- [Work instruction] Please return every line below that contains the string "сообщения".

- [Given data]
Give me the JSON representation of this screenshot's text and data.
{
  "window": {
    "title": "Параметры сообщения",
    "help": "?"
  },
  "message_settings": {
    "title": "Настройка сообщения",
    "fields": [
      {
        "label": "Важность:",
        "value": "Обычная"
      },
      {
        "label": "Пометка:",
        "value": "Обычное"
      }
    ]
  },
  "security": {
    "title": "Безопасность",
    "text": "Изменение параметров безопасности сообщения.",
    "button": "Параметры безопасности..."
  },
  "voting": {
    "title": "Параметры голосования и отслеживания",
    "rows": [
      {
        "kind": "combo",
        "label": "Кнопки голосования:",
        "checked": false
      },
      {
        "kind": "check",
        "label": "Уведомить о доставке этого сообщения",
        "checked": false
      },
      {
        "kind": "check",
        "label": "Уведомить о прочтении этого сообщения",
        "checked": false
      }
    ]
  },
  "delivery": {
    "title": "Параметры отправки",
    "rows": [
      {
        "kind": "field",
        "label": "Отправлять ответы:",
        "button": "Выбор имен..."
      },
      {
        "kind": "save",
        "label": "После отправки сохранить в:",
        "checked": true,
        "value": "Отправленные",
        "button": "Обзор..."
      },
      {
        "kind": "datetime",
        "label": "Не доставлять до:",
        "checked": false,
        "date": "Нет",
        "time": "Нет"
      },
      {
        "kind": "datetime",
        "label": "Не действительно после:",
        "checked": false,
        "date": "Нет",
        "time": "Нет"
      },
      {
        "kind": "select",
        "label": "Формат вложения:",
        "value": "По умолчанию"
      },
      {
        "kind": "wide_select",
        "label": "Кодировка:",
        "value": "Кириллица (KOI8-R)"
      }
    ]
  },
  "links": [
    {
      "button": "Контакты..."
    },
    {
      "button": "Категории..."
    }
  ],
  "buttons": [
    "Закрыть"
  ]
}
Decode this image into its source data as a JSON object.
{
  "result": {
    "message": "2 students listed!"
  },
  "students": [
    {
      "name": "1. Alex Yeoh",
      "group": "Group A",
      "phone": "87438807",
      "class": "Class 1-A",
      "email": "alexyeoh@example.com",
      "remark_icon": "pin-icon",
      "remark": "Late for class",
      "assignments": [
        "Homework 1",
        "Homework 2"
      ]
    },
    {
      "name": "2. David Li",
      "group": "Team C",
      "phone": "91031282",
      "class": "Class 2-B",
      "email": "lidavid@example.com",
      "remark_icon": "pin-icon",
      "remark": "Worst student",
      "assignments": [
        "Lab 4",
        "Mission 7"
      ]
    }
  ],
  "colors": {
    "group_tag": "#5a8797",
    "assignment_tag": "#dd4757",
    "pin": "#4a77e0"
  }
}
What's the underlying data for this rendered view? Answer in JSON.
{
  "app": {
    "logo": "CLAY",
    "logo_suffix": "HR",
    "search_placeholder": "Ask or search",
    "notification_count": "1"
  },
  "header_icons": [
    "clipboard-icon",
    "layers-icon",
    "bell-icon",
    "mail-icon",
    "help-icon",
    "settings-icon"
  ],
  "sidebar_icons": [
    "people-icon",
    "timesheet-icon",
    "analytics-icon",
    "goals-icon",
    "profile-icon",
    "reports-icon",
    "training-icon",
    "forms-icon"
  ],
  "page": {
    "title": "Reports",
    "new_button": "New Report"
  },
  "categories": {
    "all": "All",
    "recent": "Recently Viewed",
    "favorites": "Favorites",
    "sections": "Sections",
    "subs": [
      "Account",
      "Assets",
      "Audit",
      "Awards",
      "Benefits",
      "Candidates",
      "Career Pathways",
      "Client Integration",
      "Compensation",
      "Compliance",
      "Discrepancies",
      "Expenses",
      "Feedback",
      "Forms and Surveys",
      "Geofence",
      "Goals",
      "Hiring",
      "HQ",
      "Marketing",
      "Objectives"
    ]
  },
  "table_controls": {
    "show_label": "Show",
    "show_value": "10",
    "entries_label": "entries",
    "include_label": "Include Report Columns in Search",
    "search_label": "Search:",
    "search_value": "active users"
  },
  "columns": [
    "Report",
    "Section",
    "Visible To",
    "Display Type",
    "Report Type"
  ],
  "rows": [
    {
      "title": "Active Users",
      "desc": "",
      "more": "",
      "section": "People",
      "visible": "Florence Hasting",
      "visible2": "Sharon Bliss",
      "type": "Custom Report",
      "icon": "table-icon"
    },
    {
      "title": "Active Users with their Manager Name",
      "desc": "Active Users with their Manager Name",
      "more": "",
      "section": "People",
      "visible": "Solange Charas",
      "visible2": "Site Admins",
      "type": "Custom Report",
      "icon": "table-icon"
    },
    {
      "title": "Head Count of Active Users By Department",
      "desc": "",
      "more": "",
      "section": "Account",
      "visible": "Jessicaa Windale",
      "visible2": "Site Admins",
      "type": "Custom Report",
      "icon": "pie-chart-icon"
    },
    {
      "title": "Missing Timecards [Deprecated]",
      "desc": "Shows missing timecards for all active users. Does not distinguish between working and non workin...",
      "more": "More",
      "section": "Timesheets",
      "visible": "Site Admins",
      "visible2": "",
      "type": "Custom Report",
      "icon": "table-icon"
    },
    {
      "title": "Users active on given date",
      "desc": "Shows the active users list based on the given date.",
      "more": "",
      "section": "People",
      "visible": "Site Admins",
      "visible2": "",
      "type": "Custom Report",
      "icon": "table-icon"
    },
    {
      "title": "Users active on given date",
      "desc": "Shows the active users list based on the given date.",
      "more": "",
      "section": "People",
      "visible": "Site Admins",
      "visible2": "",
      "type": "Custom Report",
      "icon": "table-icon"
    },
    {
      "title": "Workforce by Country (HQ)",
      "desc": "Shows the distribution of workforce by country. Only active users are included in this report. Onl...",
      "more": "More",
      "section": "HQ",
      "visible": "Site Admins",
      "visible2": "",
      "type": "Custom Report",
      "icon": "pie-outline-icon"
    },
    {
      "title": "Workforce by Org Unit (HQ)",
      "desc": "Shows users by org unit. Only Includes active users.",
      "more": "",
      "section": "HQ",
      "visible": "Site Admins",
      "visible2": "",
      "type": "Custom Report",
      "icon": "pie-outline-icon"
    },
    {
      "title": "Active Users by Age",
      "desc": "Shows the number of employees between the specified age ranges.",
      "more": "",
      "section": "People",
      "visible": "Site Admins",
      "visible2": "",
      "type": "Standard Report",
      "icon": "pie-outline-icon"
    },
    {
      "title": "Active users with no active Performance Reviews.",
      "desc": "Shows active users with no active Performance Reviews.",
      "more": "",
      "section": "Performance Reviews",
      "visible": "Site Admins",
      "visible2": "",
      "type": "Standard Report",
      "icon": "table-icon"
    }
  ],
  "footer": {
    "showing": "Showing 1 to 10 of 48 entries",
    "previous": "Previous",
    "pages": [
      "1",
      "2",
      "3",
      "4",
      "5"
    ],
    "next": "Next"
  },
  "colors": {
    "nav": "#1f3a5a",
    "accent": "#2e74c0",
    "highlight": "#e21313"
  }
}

- [Written answer]
    "title": "Параметры сообщения",
    "title": "Настройка сообщения",
    "text": "Изменение параметров безопасности сообщения.",
        "label": "Уведомить о доставке этого сообщения",
        "label": "Уведомить о прочтении этого сообщения",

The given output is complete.